## [TASK OBJECTIVE]
List all lines of the data containing the word "icon".

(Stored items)

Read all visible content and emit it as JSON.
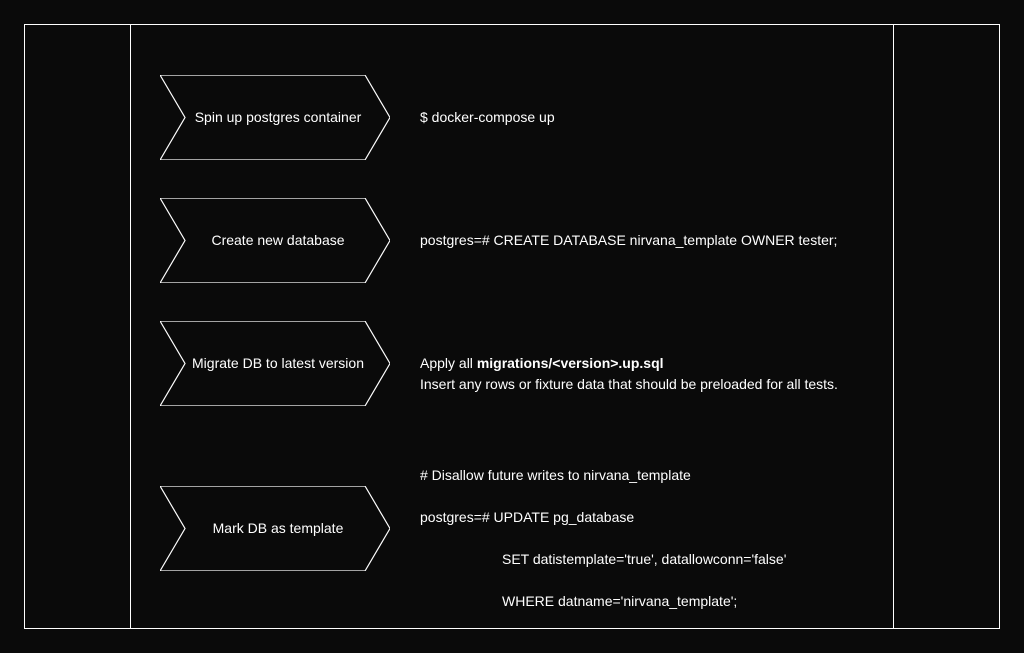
{
  "steps": [
    {
      "label": "Spin up postgres container",
      "desc_plain": "$ docker-compose up"
    },
    {
      "label": "Create new database",
      "desc_plain": "postgres=# CREATE DATABASE nirvana_template OWNER tester;"
    },
    {
      "label": "Migrate DB to latest version",
      "desc_prefix": "Apply all ",
      "desc_bold": "migrations/<version>.up.sql",
      "desc_suffix": "\nInsert any rows or fixture data that should be preloaded for all tests."
    },
    {
      "label": "Mark DB as template",
      "desc_line1": "# Disallow future writes to nirvana_template",
      "desc_line2": "postgres=# UPDATE pg_database",
      "desc_line3": "SET datistemplate='true', datallowconn='false'",
      "desc_line4": "WHERE datname='nirvana_template';"
    }
  ]
}
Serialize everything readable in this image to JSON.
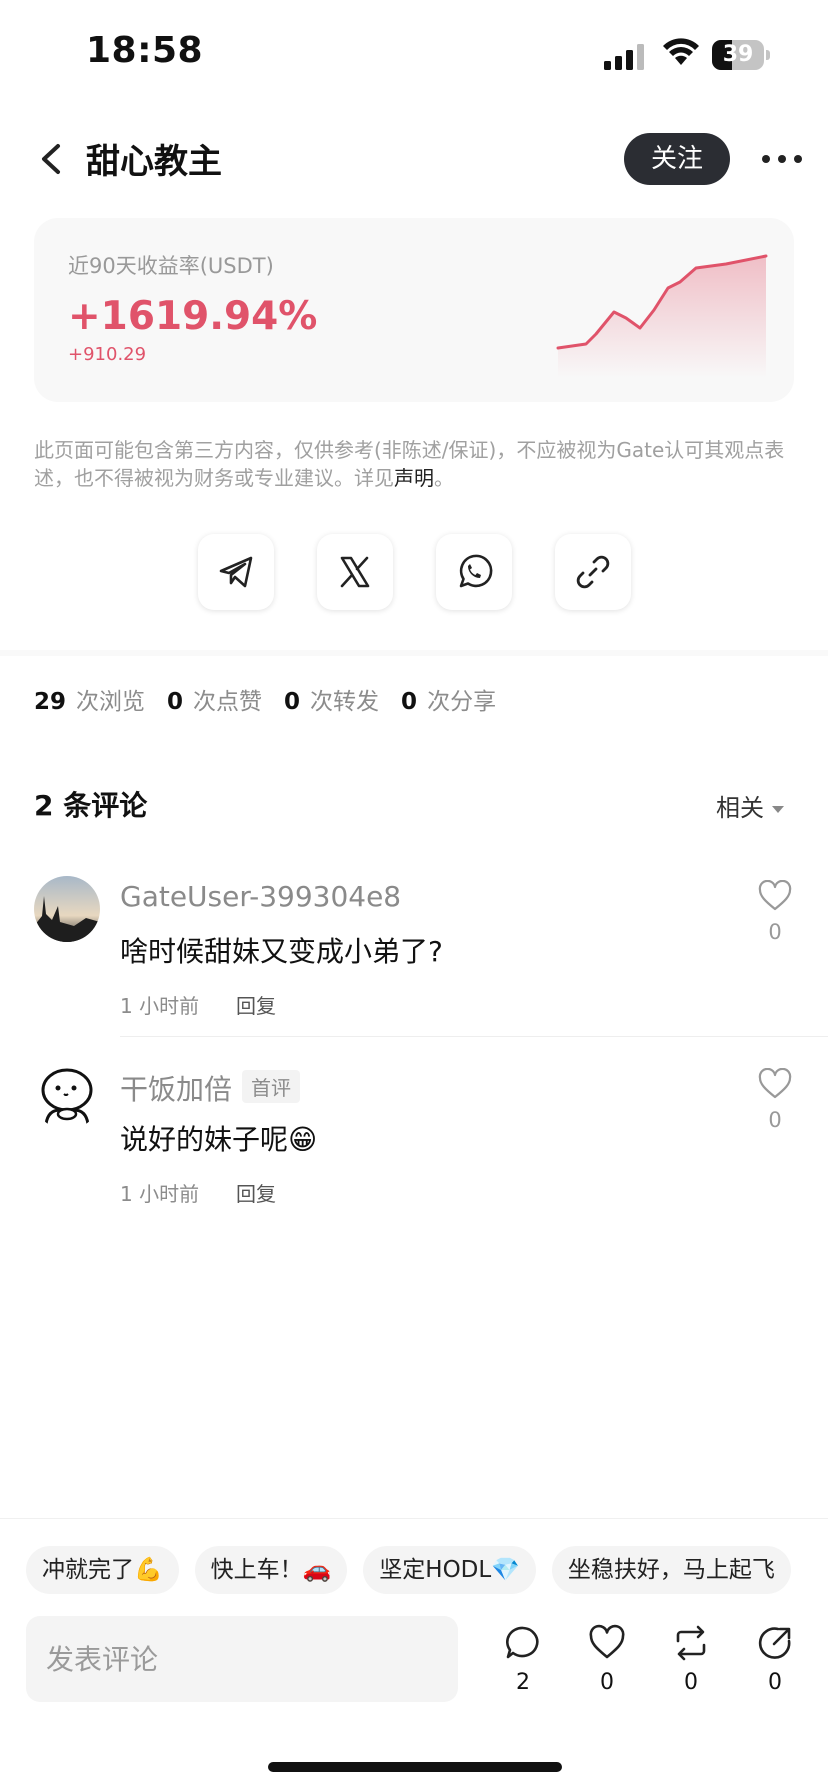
{
  "status_bar": {
    "time": "18:58",
    "battery": "39",
    "battery_percent": 39
  },
  "header": {
    "back_icon": "chevron-left-icon",
    "title": "甜心教主",
    "follow_label": "关注",
    "more_icon": "more-horizontal-icon"
  },
  "earnings": {
    "label": "近90天收益率(USDT)",
    "percent": "+1619.94%",
    "amount": "+910.29",
    "color": "#e0536a"
  },
  "disclaimer": {
    "text": "此页面可能包含第三方内容，仅供参考(非陈述/保证)，不应被视为Gate认可其观点表述，也不得被视为财务或专业建议。详见",
    "link": "声明",
    "end": "。"
  },
  "share": [
    {
      "icon": "telegram-icon"
    },
    {
      "icon": "x-logo-icon"
    },
    {
      "icon": "whatsapp-icon"
    },
    {
      "icon": "link-icon"
    }
  ],
  "stats": {
    "views": "29",
    "views_label": "次浏览",
    "likes": "0",
    "likes_label": "次点赞",
    "reposts": "0",
    "reposts_label": "次转发",
    "shares": "0",
    "shares_label": "次分享"
  },
  "comments_section": {
    "title": "2 条评论",
    "sort_label": "相关"
  },
  "comments": [
    {
      "user": "GateUser-399304e8",
      "text": "啥时候甜妹又变成小弟了?",
      "time": "1 小时前",
      "reply": "回复",
      "likes": "0"
    },
    {
      "user": "干饭加倍",
      "badge": "首评",
      "text": "说好的妹子呢😁",
      "time": "1 小时前",
      "reply": "回复",
      "likes": "0"
    }
  ],
  "quick_replies": [
    "冲就完了💪",
    "快上车！🚗",
    "坚定HODL💎",
    "坐稳扶好，马上起飞"
  ],
  "bottom_bar": {
    "input_placeholder": "发表评论",
    "comment_count": "2",
    "like_count": "0",
    "repost_count": "0",
    "share_count": "0"
  }
}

## [PROBLEM SOLUTION]
    "back_icon": "chevron-left-icon",
    "more_icon": "more-horizontal-icon"
      "icon": "telegram-icon"
      "icon": "x-logo-icon"
      "icon": "whatsapp-icon"
      "icon": "link-icon"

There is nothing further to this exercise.